** Opening Exercise data block **

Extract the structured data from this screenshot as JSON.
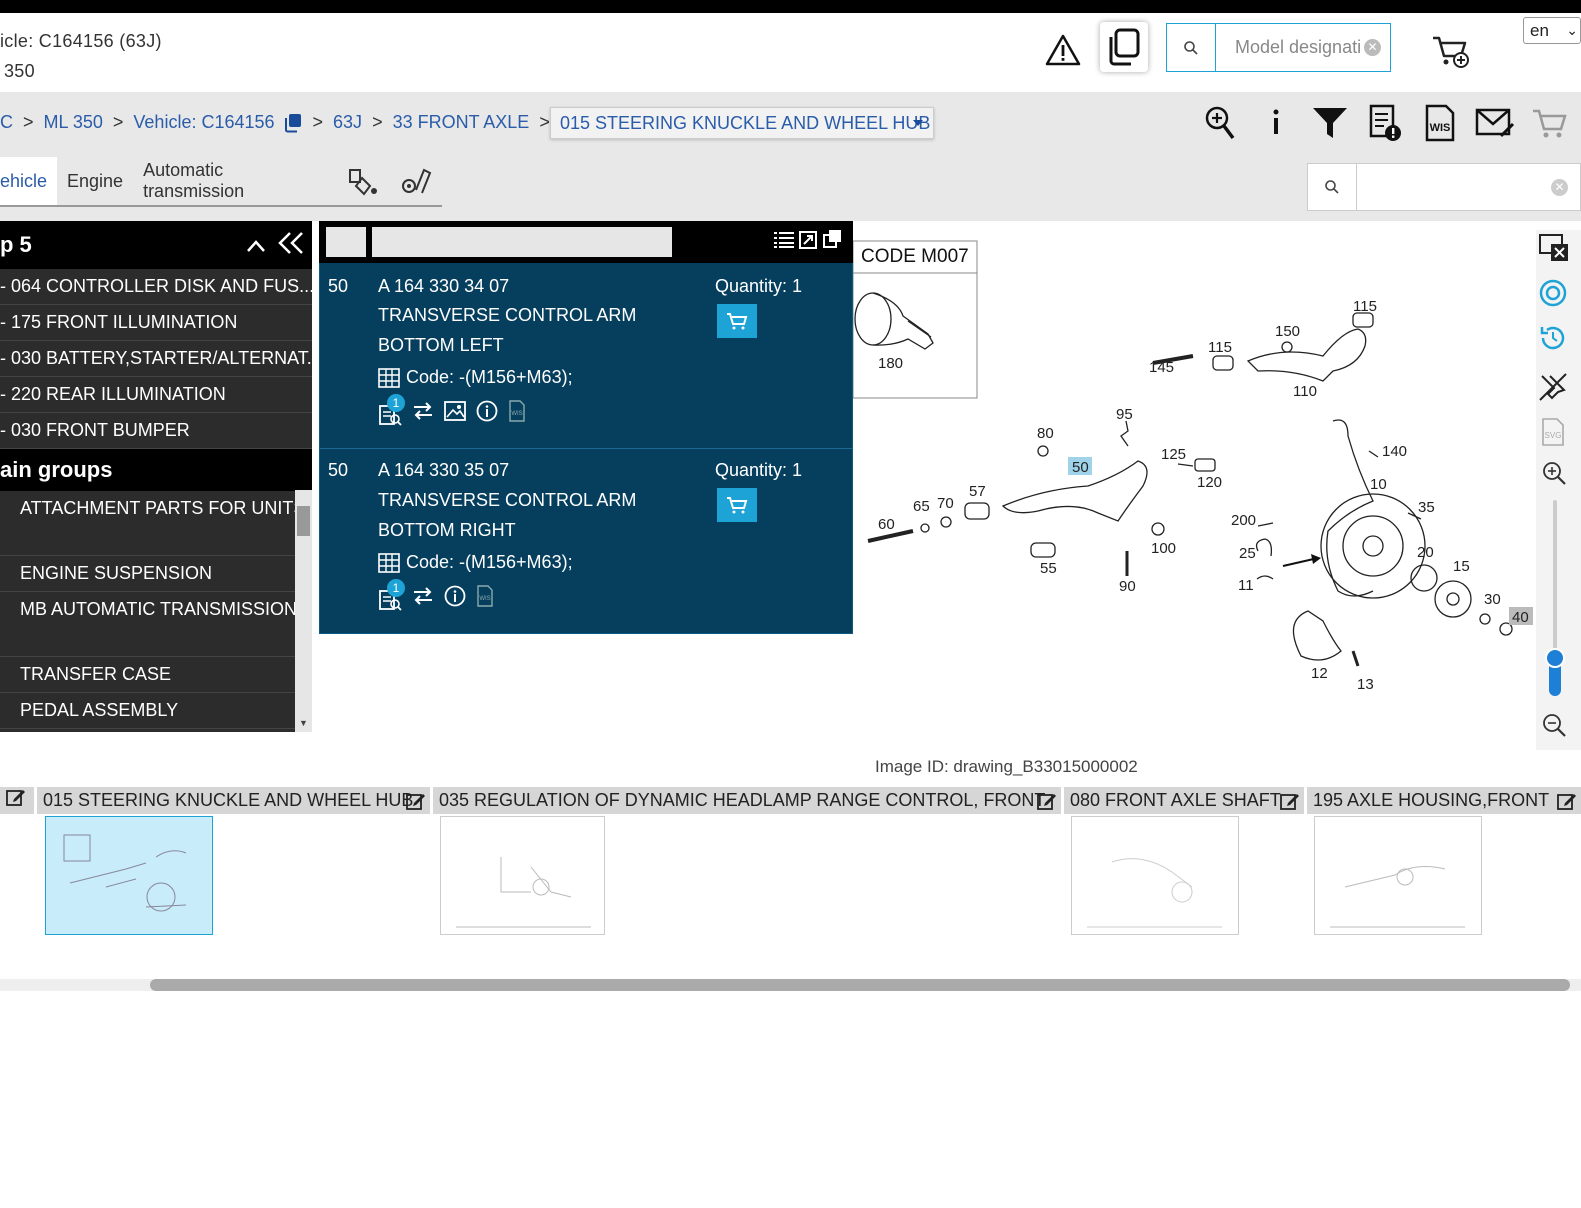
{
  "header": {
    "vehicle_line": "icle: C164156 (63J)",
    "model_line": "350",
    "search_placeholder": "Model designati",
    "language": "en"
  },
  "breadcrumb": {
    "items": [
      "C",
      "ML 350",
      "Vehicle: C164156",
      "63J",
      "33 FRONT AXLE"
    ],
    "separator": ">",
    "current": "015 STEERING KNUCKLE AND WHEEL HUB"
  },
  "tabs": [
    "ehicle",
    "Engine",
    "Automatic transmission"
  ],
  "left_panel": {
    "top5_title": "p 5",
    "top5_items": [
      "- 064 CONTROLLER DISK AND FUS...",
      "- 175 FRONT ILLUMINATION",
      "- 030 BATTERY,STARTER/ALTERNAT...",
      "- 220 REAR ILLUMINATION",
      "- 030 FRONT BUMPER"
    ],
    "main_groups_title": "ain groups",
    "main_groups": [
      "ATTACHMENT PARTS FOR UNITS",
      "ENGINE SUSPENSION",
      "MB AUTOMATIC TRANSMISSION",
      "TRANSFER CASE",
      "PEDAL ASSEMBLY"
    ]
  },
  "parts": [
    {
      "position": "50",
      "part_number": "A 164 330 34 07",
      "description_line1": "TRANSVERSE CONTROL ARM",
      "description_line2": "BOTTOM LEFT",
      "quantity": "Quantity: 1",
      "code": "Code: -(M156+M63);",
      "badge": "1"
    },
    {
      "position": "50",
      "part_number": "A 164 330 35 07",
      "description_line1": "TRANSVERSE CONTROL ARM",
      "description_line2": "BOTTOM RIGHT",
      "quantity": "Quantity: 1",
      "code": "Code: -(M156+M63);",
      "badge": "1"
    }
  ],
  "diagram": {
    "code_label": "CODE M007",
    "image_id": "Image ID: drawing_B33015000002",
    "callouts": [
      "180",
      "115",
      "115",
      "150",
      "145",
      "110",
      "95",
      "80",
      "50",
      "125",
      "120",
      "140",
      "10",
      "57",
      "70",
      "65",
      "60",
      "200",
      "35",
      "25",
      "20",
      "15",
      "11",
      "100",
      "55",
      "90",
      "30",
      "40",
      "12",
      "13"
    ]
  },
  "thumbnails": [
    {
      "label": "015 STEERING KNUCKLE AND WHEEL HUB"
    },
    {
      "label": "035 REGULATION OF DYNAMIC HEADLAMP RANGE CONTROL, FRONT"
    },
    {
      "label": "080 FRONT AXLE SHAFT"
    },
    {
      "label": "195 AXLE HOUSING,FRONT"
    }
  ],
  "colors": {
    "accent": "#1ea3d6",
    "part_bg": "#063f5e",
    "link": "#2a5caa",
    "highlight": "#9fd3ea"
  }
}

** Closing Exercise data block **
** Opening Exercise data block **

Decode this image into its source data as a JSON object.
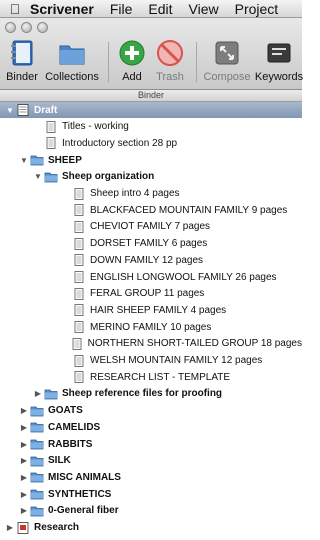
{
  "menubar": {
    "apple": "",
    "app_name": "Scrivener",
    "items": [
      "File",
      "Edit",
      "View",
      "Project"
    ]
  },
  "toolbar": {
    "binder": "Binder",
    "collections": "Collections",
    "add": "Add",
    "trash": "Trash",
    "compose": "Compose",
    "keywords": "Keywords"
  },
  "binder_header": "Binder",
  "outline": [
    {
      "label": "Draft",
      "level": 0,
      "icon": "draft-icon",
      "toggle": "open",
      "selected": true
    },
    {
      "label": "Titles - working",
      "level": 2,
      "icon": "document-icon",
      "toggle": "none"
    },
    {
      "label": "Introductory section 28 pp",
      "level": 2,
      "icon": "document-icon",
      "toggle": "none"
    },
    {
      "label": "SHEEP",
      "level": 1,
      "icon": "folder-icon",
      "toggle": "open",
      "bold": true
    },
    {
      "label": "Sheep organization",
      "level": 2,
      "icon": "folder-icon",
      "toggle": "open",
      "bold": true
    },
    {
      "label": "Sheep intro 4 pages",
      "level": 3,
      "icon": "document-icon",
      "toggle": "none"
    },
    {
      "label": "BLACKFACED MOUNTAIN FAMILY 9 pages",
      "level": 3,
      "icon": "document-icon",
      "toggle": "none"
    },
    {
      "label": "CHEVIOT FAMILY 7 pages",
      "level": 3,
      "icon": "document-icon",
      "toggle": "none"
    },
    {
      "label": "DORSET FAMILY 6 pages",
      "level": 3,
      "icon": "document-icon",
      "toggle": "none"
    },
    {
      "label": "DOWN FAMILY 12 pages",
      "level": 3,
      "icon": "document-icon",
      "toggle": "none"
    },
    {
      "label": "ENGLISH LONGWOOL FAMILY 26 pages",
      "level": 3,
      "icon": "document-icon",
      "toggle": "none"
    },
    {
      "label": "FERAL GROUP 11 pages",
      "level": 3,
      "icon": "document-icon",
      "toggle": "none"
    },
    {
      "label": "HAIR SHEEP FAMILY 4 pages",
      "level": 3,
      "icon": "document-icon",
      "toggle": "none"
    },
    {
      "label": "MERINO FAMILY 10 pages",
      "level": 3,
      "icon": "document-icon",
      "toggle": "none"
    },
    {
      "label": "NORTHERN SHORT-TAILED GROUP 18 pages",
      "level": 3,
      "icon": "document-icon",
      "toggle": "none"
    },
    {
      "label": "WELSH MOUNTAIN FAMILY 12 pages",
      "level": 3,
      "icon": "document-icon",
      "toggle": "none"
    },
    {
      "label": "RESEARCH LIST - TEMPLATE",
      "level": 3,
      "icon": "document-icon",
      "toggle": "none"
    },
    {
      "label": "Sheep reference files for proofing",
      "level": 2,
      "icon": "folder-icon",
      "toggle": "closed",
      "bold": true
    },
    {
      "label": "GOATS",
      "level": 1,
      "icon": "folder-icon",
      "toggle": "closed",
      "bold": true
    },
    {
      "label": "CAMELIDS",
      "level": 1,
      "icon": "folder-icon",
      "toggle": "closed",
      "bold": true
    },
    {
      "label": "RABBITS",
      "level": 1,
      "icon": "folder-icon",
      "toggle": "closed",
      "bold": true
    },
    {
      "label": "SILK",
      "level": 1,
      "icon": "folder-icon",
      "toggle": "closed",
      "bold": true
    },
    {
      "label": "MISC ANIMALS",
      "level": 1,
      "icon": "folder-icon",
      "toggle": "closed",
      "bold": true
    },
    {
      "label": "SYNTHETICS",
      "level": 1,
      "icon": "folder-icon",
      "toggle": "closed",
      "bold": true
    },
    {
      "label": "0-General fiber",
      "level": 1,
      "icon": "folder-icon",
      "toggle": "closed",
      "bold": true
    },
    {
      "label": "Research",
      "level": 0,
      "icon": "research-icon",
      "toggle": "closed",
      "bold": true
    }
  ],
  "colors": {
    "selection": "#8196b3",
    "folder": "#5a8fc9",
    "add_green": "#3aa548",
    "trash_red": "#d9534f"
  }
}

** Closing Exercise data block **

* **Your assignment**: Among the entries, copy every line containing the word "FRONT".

* **Exercise output**:
      "33 FRONT AXLE"
      "- 175 FRONT ILLUMINATION",
      "- 030 FRONT BUMPER"
      "label": "035 REGULATION OF DYNAMIC HEADLAMP RANGE CONTROL, FRONT"
      "label": "080 FRONT AXLE SHAFT"
      "label": "195 AXLE HOUSING,FRONT"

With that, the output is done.